I landed in Longyearbyen around midnight. Of course, there was no darkness at all, because now we have a midnight sun! From the airport to the city I went by bus. Without any major problems, I managed to find our quarters, where the other participants of the expedition already slept. They had arrived in Svalbard a few days earlier. Unfortunately, I had to arrive later due to a previous trip. I fall into a few hours of restless sleep after a long journey. It’s hard to get used to the omnipresent light. In addition, the amazingness of the new place and lots of emotions make it difficult for me to fall asleep.

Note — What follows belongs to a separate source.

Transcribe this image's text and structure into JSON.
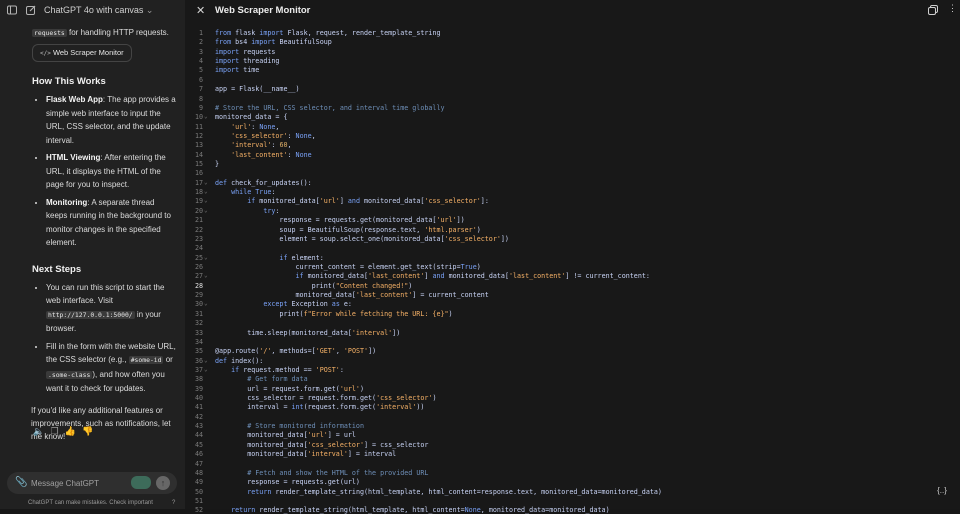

The next day, we only have a few hours in Longyearbyen before boarding Magnus Zaręba – our yacht. We did our last shopping in the city center. Here’s a tip, it’s not that easy to get drunk in Svalbard. The possibility of buying alcohol on the island is limited. We are entitled to buy it by an air ticket (and of course at least 18 years of age). There are max. 2 liters of strong alcohol and 12 liters of beer per person. Prices are much lower than in mainland Norway, so it is worth buying in case of a weather breakdown or gifts for thirsty polar explorers who work at remote research stations. Nothing works better for icebreaking than serving a Norwegian beer.
After shopping, we go to the port to board our vessel. Magnus Zaremba will be our home, means of transport and safe harbor for the next two weeks. Great thanks go to Captain Eugeniusz Moczydlowski and his assistant Grzegorz Szymanski.
We set sail in the afternoon and headed towards the exit from the ice fjord (nor. Isfjorden), then head south. The views slowly prepare us for what is awaiting for us. The glaciers that fall into the water and the harsh, rocky climate create an incredibly beautiful combination.
After more than 24 hours on the water, we reach the first point of our trip – the Polish Polar Station Hornsund.
Read what happened next on Svalbard (link).
Have you ever been to Svalbard? What do you think about procedure, one have to accomplish before going there?